--- Working data ---
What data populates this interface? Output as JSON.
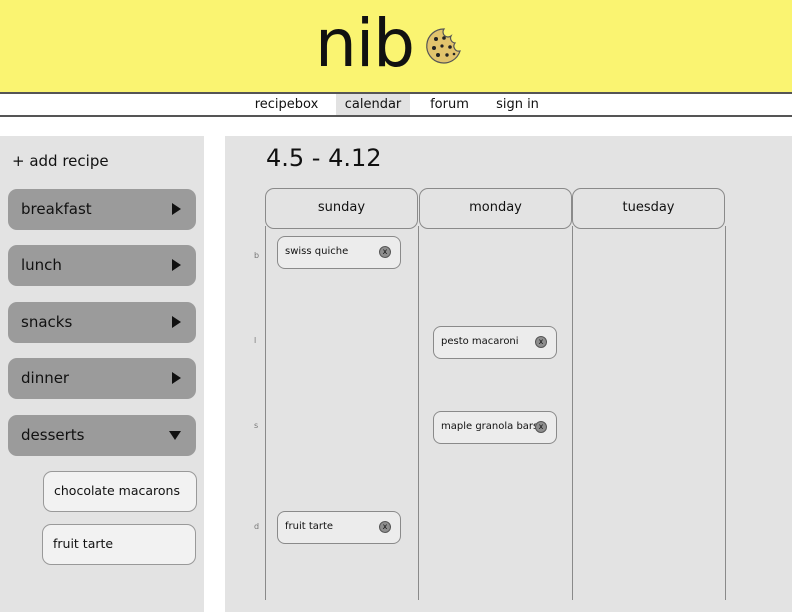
{
  "brand": {
    "name": "nib",
    "icon": "cookie-icon"
  },
  "nav": {
    "items": [
      {
        "label": "recipebox",
        "active": false
      },
      {
        "label": "calendar",
        "active": true
      },
      {
        "label": "forum",
        "active": false
      },
      {
        "label": "sign in",
        "active": false
      }
    ]
  },
  "sidebar": {
    "add_label": "+ add recipe",
    "categories": [
      {
        "label": "breakfast",
        "expanded": false
      },
      {
        "label": "lunch",
        "expanded": false
      },
      {
        "label": "snacks",
        "expanded": false
      },
      {
        "label": "dinner",
        "expanded": false
      },
      {
        "label": "desserts",
        "expanded": true
      }
    ],
    "dessert_items": [
      "chocolate macarons",
      "fruit tarte"
    ]
  },
  "calendar": {
    "range": "4.5 - 4.12",
    "days": [
      "sunday",
      "monday",
      "tuesday"
    ],
    "row_labels": [
      "b",
      "l",
      "s",
      "d"
    ],
    "entries": [
      {
        "day": "sunday",
        "row": "b",
        "label": "swiss quiche",
        "remove": "x"
      },
      {
        "day": "monday",
        "row": "l",
        "label": "pesto macaroni",
        "remove": "x"
      },
      {
        "day": "monday",
        "row": "s",
        "label": "maple granola bars",
        "remove": "x"
      },
      {
        "day": "sunday",
        "row": "d",
        "label": "fruit tarte",
        "remove": "x"
      }
    ]
  },
  "colors": {
    "header_bg": "#faf471",
    "panel_bg": "#e3e3e3",
    "category_bg": "#9b9b9b"
  }
}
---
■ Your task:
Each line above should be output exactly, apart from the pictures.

■ Exercise result:
What data populates this interface? Output as JSON.
{
  "brand": {
    "name": "nib",
    "icon": "cookie-icon"
  },
  "nav": {
    "items": [
      {
        "label": "recipebox",
        "active": false
      },
      {
        "label": "calendar",
        "active": true
      },
      {
        "label": "forum",
        "active": false
      },
      {
        "label": "sign in",
        "active": false
      }
    ]
  },
  "sidebar": {
    "add_label": "+ add recipe",
    "categories": [
      {
        "label": "breakfast",
        "expanded": false
      },
      {
        "label": "lunch",
        "expanded": false
      },
      {
        "label": "snacks",
        "expanded": false
      },
      {
        "label": "dinner",
        "expanded": false
      },
      {
        "label": "desserts",
        "expanded": true
      }
    ],
    "dessert_items": [
      "chocolate macarons",
      "fruit tarte"
    ]
  },
  "calendar": {
    "range": "4.5 - 4.12",
    "days": [
      "sunday",
      "monday",
      "tuesday"
    ],
    "row_labels": [
      "b",
      "l",
      "s",
      "d"
    ],
    "entries": [
      {
        "day": "sunday",
        "row": "b",
        "label": "swiss quiche",
        "remove": "x"
      },
      {
        "day": "monday",
        "row": "l",
        "label": "pesto macaroni",
        "remove": "x"
      },
      {
        "day": "monday",
        "row": "s",
        "label": "maple granola bars",
        "remove": "x"
      },
      {
        "day": "sunday",
        "row": "d",
        "label": "fruit tarte",
        "remove": "x"
      }
    ]
  },
  "colors": {
    "header_bg": "#faf471",
    "panel_bg": "#e3e3e3",
    "category_bg": "#9b9b9b"
  }
}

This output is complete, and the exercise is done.